I believe in the “horse movement” what you refer to began with the horse slaughter issue.
When confronted with the argument by traditional food animal butchers that if they “allowed” horse slaughter to be banned, traditional food animals would be next, and they would be put out of business.
Of course this is nonsense, but many horse lovers, who have never been involved on any animal welfare issue before and do eat meat, used that as a defense — that they enjoy a good steak, but that horses should not be slaughtered, just as dogs and cats should not be.
Where do you draw the line? If a creature can feel pain. Yes, that means fish too.
The late Linda McCartney said she didn’t eat anyone “with a face.”
One of my favorite graphics shows a puppy and a piglet with the caption, “Which one do you pet? Which one do you eat? Why?”
You and I both know that the way to put animal butchers out of business is to go vegetarian, and ideally, Vegan.

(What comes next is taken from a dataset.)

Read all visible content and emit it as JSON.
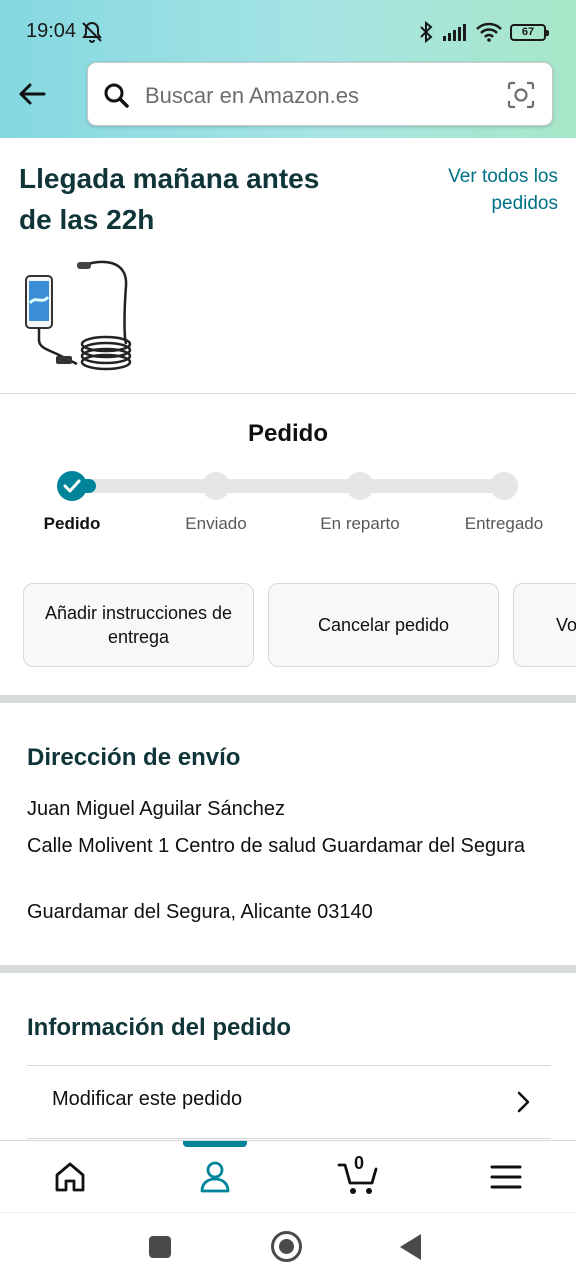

Times they are a-changin’ and we will get there, but in the meantime all animals who are killed for their meat, skins, fur body parts, or any other reason except to spare them suffering — and that must be done in a kind and gentle manner — must be advocated for.

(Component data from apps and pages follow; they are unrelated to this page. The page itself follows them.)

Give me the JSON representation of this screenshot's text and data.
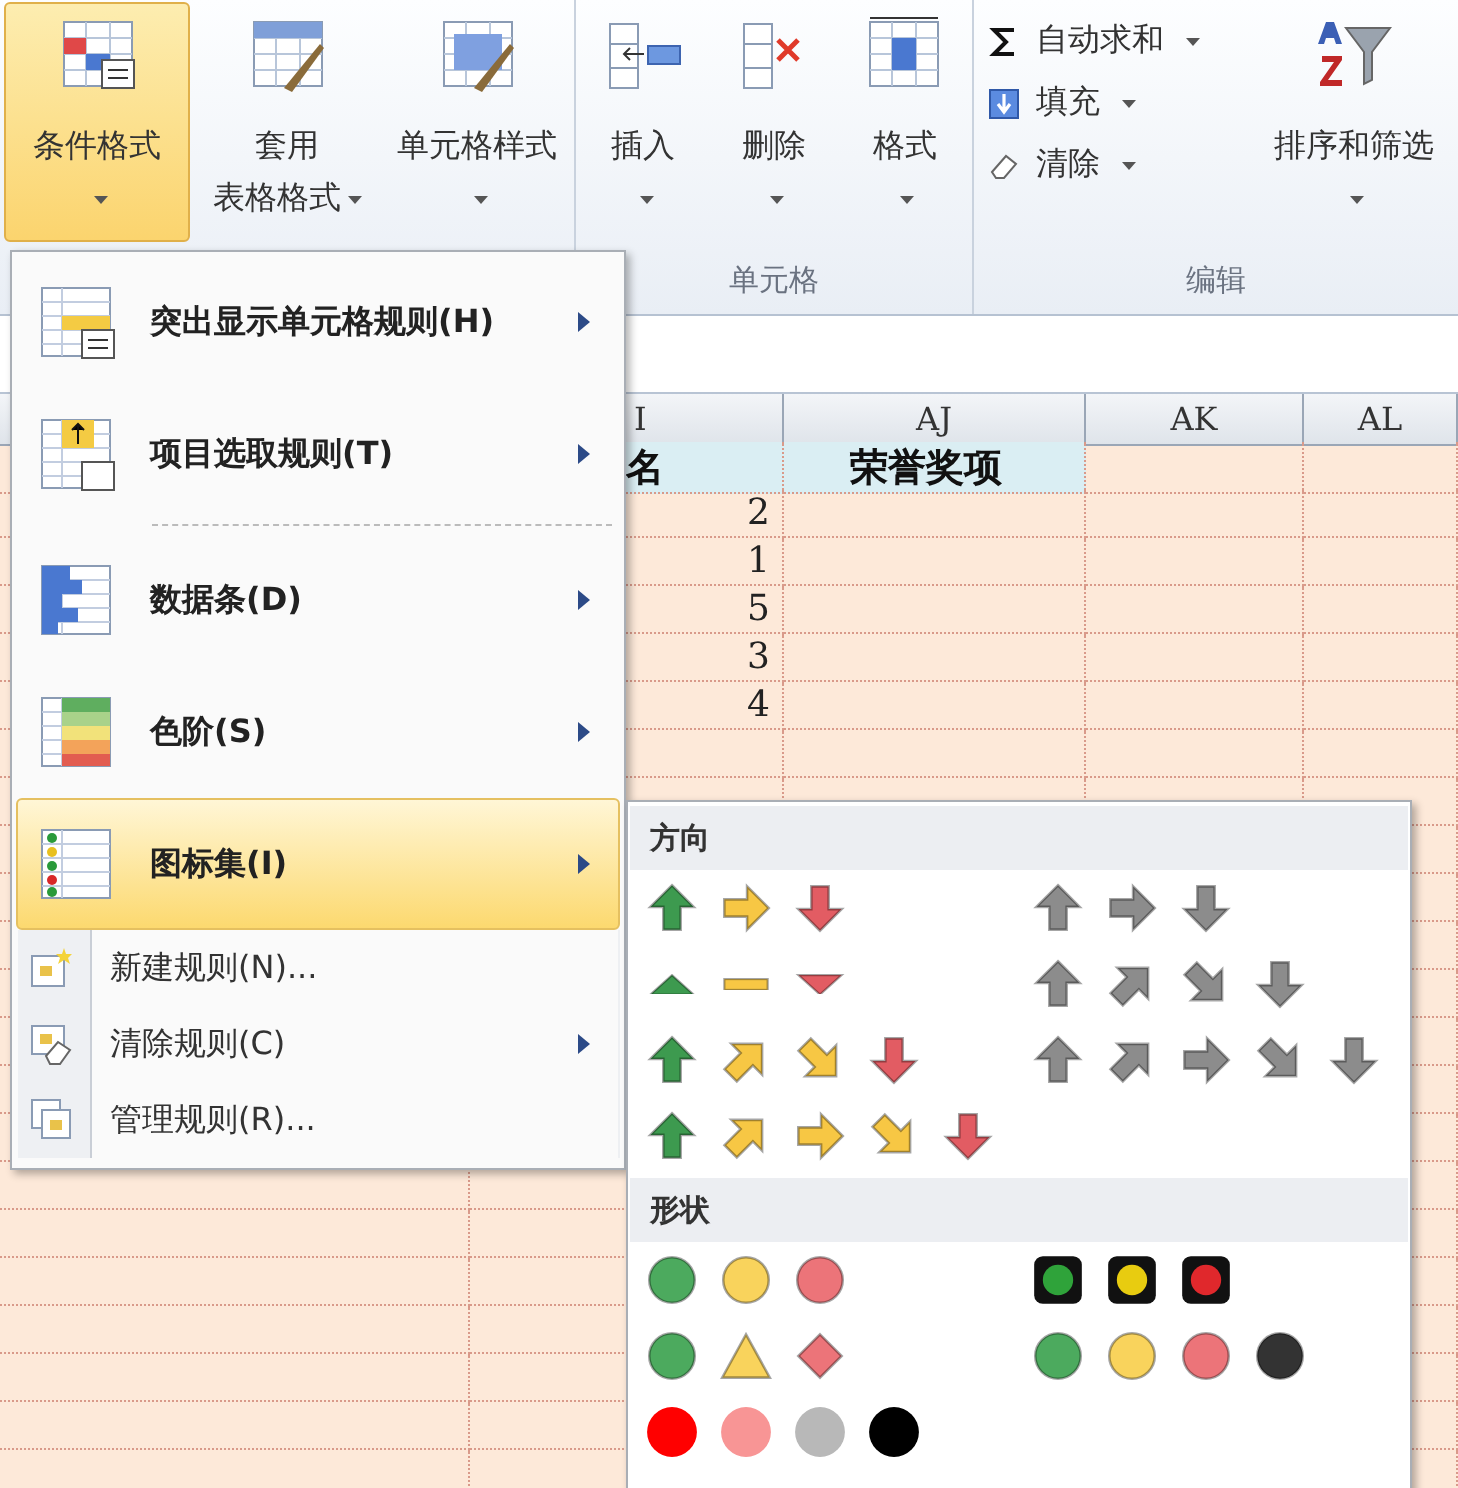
{
  "ribbon": {
    "groups": [
      {
        "buttons": [
          {
            "kind": "large",
            "lines": [
              "条件格式"
            ],
            "selected": true
          },
          {
            "kind": "large",
            "lines": [
              "套用",
              "表格格式"
            ],
            "selected": false
          },
          {
            "kind": "large",
            "lines": [
              "单元格样式"
            ],
            "selected": false
          }
        ]
      },
      {
        "label": "单元格",
        "buttons": [
          {
            "kind": "large",
            "lines": [
              "插入"
            ],
            "selected": false
          },
          {
            "kind": "large",
            "lines": [
              "删除"
            ],
            "selected": false
          },
          {
            "kind": "large",
            "lines": [
              "格式"
            ],
            "selected": false
          }
        ]
      },
      {
        "label": "编辑",
        "buttons": [
          {
            "kind": "small",
            "lines": [
              "自动求和"
            ]
          },
          {
            "kind": "small",
            "lines": [
              "填充"
            ]
          },
          {
            "kind": "small",
            "lines": [
              "清除"
            ]
          },
          {
            "kind": "large",
            "lines": [
              "排序和筛选"
            ],
            "selected": false
          }
        ]
      }
    ]
  },
  "sheet": {
    "columns": [
      {
        "label": "I"
      },
      {
        "label": "AJ"
      },
      {
        "label": "AK"
      },
      {
        "label": "AL"
      }
    ],
    "header_row": [
      "名",
      "荣誉奖项"
    ],
    "values": [
      "2",
      "1",
      "5",
      "3",
      "4"
    ]
  },
  "menu": {
    "items": [
      {
        "kind": "large",
        "label": "突出显示单元格规则(H)",
        "submenu": true,
        "selected": false
      },
      {
        "kind": "large",
        "label": "项目选取规则(T)",
        "submenu": true,
        "selected": false
      },
      {
        "kind": "separator"
      },
      {
        "kind": "large",
        "label": "数据条(D)",
        "submenu": true,
        "selected": false
      },
      {
        "kind": "large",
        "label": "色阶(S)",
        "submenu": true,
        "selected": false
      },
      {
        "kind": "large",
        "label": "图标集(I)",
        "submenu": true,
        "selected": true
      },
      {
        "kind": "small",
        "label": "新建规则(N)...",
        "submenu": false,
        "selected": false
      },
      {
        "kind": "small",
        "label": "清除规则(C)",
        "submenu": true,
        "selected": false
      },
      {
        "kind": "small",
        "label": "管理规则(R)...",
        "submenu": false,
        "selected": false
      }
    ]
  },
  "icon_sets": {
    "sections": [
      {
        "title": "方向",
        "sets": [
          {
            "icons": [
              {
                "kind": "up",
                "color": "#3d9a4f"
              },
              {
                "kind": "right",
                "color": "#f7c744"
              },
              {
                "kind": "down",
                "color": "#e25c63"
              }
            ]
          },
          {
            "icons": [
              {
                "kind": "up",
                "color": "#8c8c8c"
              },
              {
                "kind": "right",
                "color": "#8c8c8c"
              },
              {
                "kind": "down",
                "color": "#8c8c8c"
              }
            ]
          },
          {
            "icons": [
              {
                "kind": "triup",
                "color": "#3d9a4f"
              },
              {
                "kind": "bar",
                "color": "#f7c744"
              },
              {
                "kind": "tridown",
                "color": "#e25c63"
              }
            ]
          },
          {
            "icons": [
              {
                "kind": "up",
                "color": "#8c8c8c"
              },
              {
                "kind": "upright",
                "color": "#8c8c8c"
              },
              {
                "kind": "downright",
                "color": "#8c8c8c"
              },
              {
                "kind": "down",
                "color": "#8c8c8c"
              }
            ]
          },
          {
            "icons": [
              {
                "kind": "up",
                "color": "#3d9a4f"
              },
              {
                "kind": "upright",
                "color": "#f7c744"
              },
              {
                "kind": "downright",
                "color": "#f7c744"
              },
              {
                "kind": "down",
                "color": "#e25c63"
              }
            ]
          },
          {
            "icons": [
              {
                "kind": "up",
                "color": "#8c8c8c"
              },
              {
                "kind": "upright",
                "color": "#8c8c8c"
              },
              {
                "kind": "right",
                "color": "#8c8c8c"
              },
              {
                "kind": "downright",
                "color": "#8c8c8c"
              },
              {
                "kind": "down",
                "color": "#8c8c8c"
              }
            ]
          },
          {
            "icons": [
              {
                "kind": "up",
                "color": "#3d9a4f"
              },
              {
                "kind": "upright",
                "color": "#f7c744"
              },
              {
                "kind": "right",
                "color": "#f7c744"
              },
              {
                "kind": "downright",
                "color": "#f7c744"
              },
              {
                "kind": "down",
                "color": "#e25c63"
              }
            ]
          }
        ]
      },
      {
        "title": "形状",
        "sets": [
          {
            "icons": [
              {
                "kind": "circle",
                "color": "#4caa5e"
              },
              {
                "kind": "circle",
                "color": "#f9d35c"
              },
              {
                "kind": "circle",
                "color": "#ec7479"
              }
            ]
          },
          {
            "icons": [
              {
                "kind": "light",
                "color": "#2fa33a"
              },
              {
                "kind": "light",
                "color": "#e8cc10"
              },
              {
                "kind": "light",
                "color": "#e0282c"
              }
            ]
          },
          {
            "icons": [
              {
                "kind": "circle",
                "color": "#4caa5e"
              },
              {
                "kind": "triangle",
                "color": "#f9d35c"
              },
              {
                "kind": "diamond",
                "color": "#ec7479"
              }
            ]
          },
          {
            "icons": [
              {
                "kind": "circle",
                "color": "#4caa5e"
              },
              {
                "kind": "circle",
                "color": "#f9d35c"
              },
              {
                "kind": "circle",
                "color": "#ec7479"
              },
              {
                "kind": "circle",
                "color": "#333333"
              }
            ]
          },
          {
            "icons": [
              {
                "kind": "dot",
                "color": "#ff0000"
              },
              {
                "kind": "dot",
                "color": "#f89595"
              },
              {
                "kind": "dot",
                "color": "#b8b8b8"
              },
              {
                "kind": "dot",
                "color": "#000000"
              }
            ]
          }
        ]
      }
    ]
  }
}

Going vegetarian or Vegan of course does not address animal testing in most instances, a horror that has absolutely no need to exist. It does not address dog fighting, cockfighting, rodeo cruelty, horse fighting, abuses in horse racing, and many other horrors for animals.
None of us can be all things to all animals. But for those who choose one animal to defend, or even one issue to take a stand on, it adds a voice to the animals they did not have before. Heightening awareness on one issue often leads to raising it for animals generally, and benefits humans as well as them.
Let us all stay informed, help one another on their campaigns and projects when we can, and adopt lifestyles that make an impact, and help.
I appreciate your consistency and your ethical eating. I think howlingduckranch’s comment stems from the frustration that many animal rights activists such as myself feel when talking with some horse people – many of whom are staunch defenders of one species but who at the same time will eat meat, go hunting, fishing and so on without a second thought – and will defend themselves endlessly about it.
I think it’s great that you have recognized the connections and as an animal rights activist it encourages me to link up with your cause in solidarity. I will send a message to Muscular Dystrophy Canada about their dinner. The horse and the shark on the menu are really off the mark; and I will suggest that they explore plant-based gourmet foods at their next function. (Why aren’t more health organizations committed to vegetarian foods, anyways?)
Thanks for your good work.
I found the whole menu absolutely deplorable, and gagged as I read through it.
We are the Fund for Horses. I started the organization because I saw there was a need for someone who truly understood horses and their unique qualities and needs to focus on their particular issues.
On a personal level, I was raised alongside horses, and feel a strong bond with them, much as many people do dogs and cats.
I have been a vegetarian from age 12, and while I would like to say I am also Vegan, I do not always adhere 100% of the time — more like 98%.
I have also worked for a wide variety of animal welfare organizations continuously since college days. Because of my specialist knowledge of equines, I have mostly been assigned to horse protection projects.
So, we all give what we can, as much as we can, where we can do the most good and have the biggest impact.
I am absolutely horrified that your organization would allow such a distasteful type of food to be served to raise money for people who suffer a very serious condition.
I am absolutely ashamed that I even ran across an article that would even hint that MD had any participation in this.
My thoughts, opinions, whether you care or not, have certainly decreased about your organization.
How could horse meat and MD be in the same sentence, much less in the same dining room?
Why do the cows (pigs, chickens, turkeys, sheep, etc), who died in the same manner that you describe (and find so abhorrent) as the horses, not deserve your respect and protection as well? Or do you somehow value the life of a horse much more so than the life of a cow?